Activated charcoal significantly reduced paracetamol AUC (4,9 hrs) when administered after 1 hr, but administration after 2 or 4 hrs did not have significant effect. Results in healthy volunteers cannot be directly extrapolated to patients of overdose, but they provide no evidence of efficacy for activated charcoal when administered after an interval of more than 2 hrs.
Henrik Toft Sorensen, Gunnar Lauge Nielsen, et al (Department of Internal Medicine V, Aarhus University Hospital Aarhus, Denmark)
Birth outcome following maternal use of metoclopramide
Br.J.Clin.Pharmacol, 49, 264-268.
Summary: Metoclopramide is an antiemetic drug used widely during pregnancy for nausea and vomiting. As its use is widespread, adverse effects on infants would have major public health implications.
This study has been conducted in Sweden, using the Pharmaco-Epidemiological Prescription Database. Three hundred and nine women who had prescriptions for metoclopramide from January to December 1996 were included in the study. Information on malformations, birth-weight, preterm deliveries and stillbirths were compared with controls (13,327 women) who did not receive prescriptions of any kind during pregnancy.

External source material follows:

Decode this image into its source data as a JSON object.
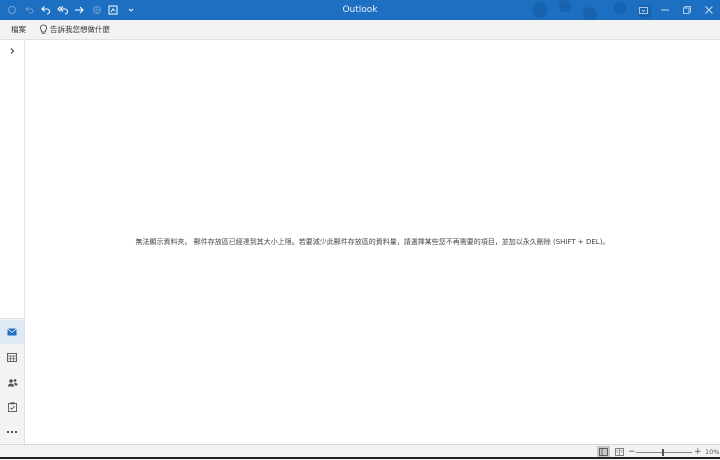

The authors could not document any association between the use of metoclopramide during pregnancy and adverse pregnancy outcome. As this is limited study, further research is required.
Jean Frederic Westphal (Unit of Geriatric Medicine, France)
Macrolide – induced clinically relevant drug interactions with cytochrome P-450a (cyp) 3A4: an update focused on clarithromycin, azithromycin and dirithromycin.
Br. Jr.Cl. Pharmacology, oct.2000, 50(4), 285-295
Summary: Erythromycin binds strongly, clarithromycin to a lesser extent and azithromycin the least to the cytochrome CYP 3A4, which is involved in oxidative phase of biotransformation of drugs. Hence, erythromycin produces maximum drug interactions and azithromycin and dirithromycin the least drug interactions.
Clinically relevant drug-interactions with benzodiazepines, neuroleptics, HMG CoA reductase inhibitors, anti-arrhythmic agents and warfarin are described.